Exercise ▸ Reproduce all the entries exactly.
Content starts
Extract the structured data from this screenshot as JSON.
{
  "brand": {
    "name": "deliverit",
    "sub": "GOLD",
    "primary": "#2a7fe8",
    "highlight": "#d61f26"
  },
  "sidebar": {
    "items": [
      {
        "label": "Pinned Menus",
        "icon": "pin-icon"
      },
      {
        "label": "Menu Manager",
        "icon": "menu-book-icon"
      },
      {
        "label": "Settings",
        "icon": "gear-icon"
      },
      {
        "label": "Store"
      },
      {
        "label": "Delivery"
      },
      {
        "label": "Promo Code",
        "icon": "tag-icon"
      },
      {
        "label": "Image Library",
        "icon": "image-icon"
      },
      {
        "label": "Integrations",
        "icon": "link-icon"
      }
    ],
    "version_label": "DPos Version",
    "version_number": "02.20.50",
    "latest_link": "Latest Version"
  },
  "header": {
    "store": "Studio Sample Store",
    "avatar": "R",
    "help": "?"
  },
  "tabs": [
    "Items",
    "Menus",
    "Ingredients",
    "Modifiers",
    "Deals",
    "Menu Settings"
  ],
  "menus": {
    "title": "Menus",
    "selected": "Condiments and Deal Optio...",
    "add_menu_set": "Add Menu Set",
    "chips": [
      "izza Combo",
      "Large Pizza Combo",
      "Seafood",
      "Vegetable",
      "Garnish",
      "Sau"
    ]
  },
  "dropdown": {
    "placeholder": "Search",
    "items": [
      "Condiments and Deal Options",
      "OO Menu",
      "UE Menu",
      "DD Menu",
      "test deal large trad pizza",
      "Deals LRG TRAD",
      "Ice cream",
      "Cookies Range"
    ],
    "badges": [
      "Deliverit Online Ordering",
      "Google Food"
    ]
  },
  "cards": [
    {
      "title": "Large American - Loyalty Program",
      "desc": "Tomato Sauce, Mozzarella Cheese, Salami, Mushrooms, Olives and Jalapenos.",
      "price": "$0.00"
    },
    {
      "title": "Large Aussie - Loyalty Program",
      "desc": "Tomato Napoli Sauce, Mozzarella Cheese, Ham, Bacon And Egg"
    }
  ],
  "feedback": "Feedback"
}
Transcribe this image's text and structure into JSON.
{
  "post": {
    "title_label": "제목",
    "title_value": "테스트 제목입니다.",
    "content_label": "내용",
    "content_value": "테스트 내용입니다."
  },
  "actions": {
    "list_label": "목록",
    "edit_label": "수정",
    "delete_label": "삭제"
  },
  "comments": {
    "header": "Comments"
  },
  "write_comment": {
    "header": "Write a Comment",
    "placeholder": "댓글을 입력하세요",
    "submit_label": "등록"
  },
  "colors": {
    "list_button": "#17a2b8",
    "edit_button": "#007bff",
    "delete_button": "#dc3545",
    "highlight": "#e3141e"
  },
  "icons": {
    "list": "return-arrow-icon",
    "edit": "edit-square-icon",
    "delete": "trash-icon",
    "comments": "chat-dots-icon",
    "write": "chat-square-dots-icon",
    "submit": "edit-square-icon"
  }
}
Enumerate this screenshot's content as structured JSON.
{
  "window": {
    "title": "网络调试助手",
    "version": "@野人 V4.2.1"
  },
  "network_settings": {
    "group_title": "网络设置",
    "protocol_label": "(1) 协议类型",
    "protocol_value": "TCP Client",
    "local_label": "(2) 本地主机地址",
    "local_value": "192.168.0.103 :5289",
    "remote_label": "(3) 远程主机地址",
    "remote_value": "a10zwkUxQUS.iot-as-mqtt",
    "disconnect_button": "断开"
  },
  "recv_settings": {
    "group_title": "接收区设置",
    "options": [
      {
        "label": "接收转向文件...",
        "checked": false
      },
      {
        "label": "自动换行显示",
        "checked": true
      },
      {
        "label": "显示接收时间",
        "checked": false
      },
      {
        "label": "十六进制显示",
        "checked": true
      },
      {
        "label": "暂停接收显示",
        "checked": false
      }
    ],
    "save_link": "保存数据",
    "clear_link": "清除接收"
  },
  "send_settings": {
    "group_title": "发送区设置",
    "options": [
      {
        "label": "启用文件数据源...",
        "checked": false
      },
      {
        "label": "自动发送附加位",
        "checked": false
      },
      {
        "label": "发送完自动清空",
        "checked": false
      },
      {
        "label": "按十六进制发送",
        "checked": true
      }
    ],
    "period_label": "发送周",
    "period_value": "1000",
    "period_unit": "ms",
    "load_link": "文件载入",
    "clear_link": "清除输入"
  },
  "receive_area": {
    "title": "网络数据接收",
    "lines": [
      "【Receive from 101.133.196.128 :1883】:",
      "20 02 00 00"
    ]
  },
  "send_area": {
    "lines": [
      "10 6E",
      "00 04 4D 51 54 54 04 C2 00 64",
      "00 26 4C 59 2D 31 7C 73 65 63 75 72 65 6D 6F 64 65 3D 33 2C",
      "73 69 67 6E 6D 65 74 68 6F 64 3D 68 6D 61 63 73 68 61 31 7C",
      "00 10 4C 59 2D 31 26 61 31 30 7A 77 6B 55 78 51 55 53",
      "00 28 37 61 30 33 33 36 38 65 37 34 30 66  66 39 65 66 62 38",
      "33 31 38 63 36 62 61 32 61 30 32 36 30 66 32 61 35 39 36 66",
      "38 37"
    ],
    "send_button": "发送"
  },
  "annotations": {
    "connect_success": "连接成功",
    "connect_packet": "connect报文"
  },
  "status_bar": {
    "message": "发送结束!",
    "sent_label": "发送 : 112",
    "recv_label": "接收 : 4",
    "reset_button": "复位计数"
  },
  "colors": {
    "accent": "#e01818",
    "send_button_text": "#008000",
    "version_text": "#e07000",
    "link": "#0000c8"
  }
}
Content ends
Answer to the problem ▸
Extract the structured data from this screenshot as JSON.
{
  "brand": {
    "name": "deliverit",
    "sub": "GOLD",
    "primary": "#2a7fe8",
    "highlight": "#d61f26"
  },
  "sidebar": {
    "items": [
      {
        "label": "Pinned Menus",
        "icon": "pin-icon"
      },
      {
        "label": "Menu Manager",
        "icon": "menu-book-icon"
      },
      {
        "label": "Settings",
        "icon": "gear-icon"
      },
      {
        "label": "Store"
      },
      {
        "label": "Delivery"
      },
      {
        "label": "Promo Code",
        "icon": "tag-icon"
      },
      {
        "label": "Image Library",
        "icon": "image-icon"
      },
      {
        "label": "Integrations",
        "icon": "link-icon"
      }
    ],
    "version_label": "DPos Version",
    "version_number": "02.20.50",
    "latest_link": "Latest Version"
  },
  "header": {
    "store": "Studio Sample Store",
    "avatar": "R",
    "help": "?"
  },
  "tabs": [
    "Items",
    "Menus",
    "Ingredients",
    "Modifiers",
    "Deals",
    "Menu Settings"
  ],
  "menus": {
    "title": "Menus",
    "selected": "Condiments and Deal Optio...",
    "add_menu_set": "Add Menu Set",
    "chips": [
      "izza Combo",
      "Large Pizza Combo",
      "Seafood",
      "Vegetable",
      "Garnish",
      "Sau"
    ]
  },
  "dropdown": {
    "placeholder": "Search",
    "items": [
      "Condiments and Deal Options",
      "OO Menu",
      "UE Menu",
      "DD Menu",
      "test deal large trad pizza",
      "Deals LRG TRAD",
      "Ice cream",
      "Cookies Range"
    ],
    "badges": [
      "Deliverit Online Ordering",
      "Google Food"
    ]
  },
  "cards": [
    {
      "title": "Large American - Loyalty Program",
      "desc": "Tomato Sauce, Mozzarella Cheese, Salami, Mushrooms, Olives and Jalapenos.",
      "price": "$0.00"
    },
    {
      "title": "Large Aussie - Loyalty Program",
      "desc": "Tomato Napoli Sauce, Mozzarella Cheese, Ham, Bacon And Egg"
    }
  ],
  "feedback": "Feedback"
}
Transcribe this image's text and structure into JSON.
{
  "post": {
    "title_label": "제목",
    "title_value": "테스트 제목입니다.",
    "content_label": "내용",
    "content_value": "테스트 내용입니다."
  },
  "actions": {
    "list_label": "목록",
    "edit_label": "수정",
    "delete_label": "삭제"
  },
  "comments": {
    "header": "Comments"
  },
  "write_comment": {
    "header": "Write a Comment",
    "placeholder": "댓글을 입력하세요",
    "submit_label": "등록"
  },
  "colors": {
    "list_button": "#17a2b8",
    "edit_button": "#007bff",
    "delete_button": "#dc3545",
    "highlight": "#e3141e"
  },
  "icons": {
    "list": "return-arrow-icon",
    "edit": "edit-square-icon",
    "delete": "trash-icon",
    "comments": "chat-dots-icon",
    "write": "chat-square-dots-icon",
    "submit": "edit-square-icon"
  }
}
Enumerate this screenshot's content as structured JSON.
{
  "window": {
    "title": "网络调试助手",
    "version": "@野人 V4.2.1"
  },
  "network_settings": {
    "group_title": "网络设置",
    "protocol_label": "(1) 协议类型",
    "protocol_value": "TCP Client",
    "local_label": "(2) 本地主机地址",
    "local_value": "192.168.0.103 :5289",
    "remote_label": "(3) 远程主机地址",
    "remote_value": "a10zwkUxQUS.iot-as-mqtt",
    "disconnect_button": "断开"
  },
  "recv_settings": {
    "group_title": "接收区设置",
    "options": [
      {
        "label": "接收转向文件...",
        "checked": false
      },
      {
        "label": "自动换行显示",
        "checked": true
      },
      {
        "label": "显示接收时间",
        "checked": false
      },
      {
        "label": "十六进制显示",
        "checked": true
      },
      {
        "label": "暂停接收显示",
        "checked": false
      }
    ],
    "save_link": "保存数据",
    "clear_link": "清除接收"
  },
  "send_settings": {
    "group_title": "发送区设置",
    "options": [
      {
        "label": "启用文件数据源...",
        "checked": false
      },
      {
        "label": "自动发送附加位",
        "checked": false
      },
      {
        "label": "发送完自动清空",
        "checked": false
      },
      {
        "label": "按十六进制发送",
        "checked": true
      }
    ],
    "period_label": "发送周",
    "period_value": "1000",
    "period_unit": "ms",
    "load_link": "文件载入",
    "clear_link": "清除输入"
  },
  "receive_area": {
    "title": "网络数据接收",
    "lines": [
      "【Receive from 101.133.196.128 :1883】:",
      "20 02 00 00"
    ]
  },
  "send_area": {
    "lines": [
      "10 6E",
      "00 04 4D 51 54 54 04 C2 00 64",
      "00 26 4C 59 2D 31 7C 73 65 63 75 72 65 6D 6F 64 65 3D 33 2C",
      "73 69 67 6E 6D 65 74 68 6F 64 3D 68 6D 61 63 73 68 61 31 7C",
      "00 10 4C 59 2D 31 26 61 31 30 7A 77 6B 55 78 51 55 53",
      "00 28 37 61 30 33 33 36 38 65 37 34 30 66  66 39 65 66 62 38",
      "33 31 38 63 36 62 61 32 61 30 32 36 30 66 32 61 35 39 36 66",
      "38 37"
    ],
    "send_button": "发送"
  },
  "annotations": {
    "connect_success": "连接成功",
    "connect_packet": "connect报文"
  },
  "status_bar": {
    "message": "发送结束!",
    "sent_label": "发送 : 112",
    "recv_label": "接收 : 4",
    "reset_button": "复位计数"
  },
  "colors": {
    "accent": "#e01818",
    "send_button_text": "#008000",
    "version_text": "#e07000",
    "link": "#0000c8"
  }
}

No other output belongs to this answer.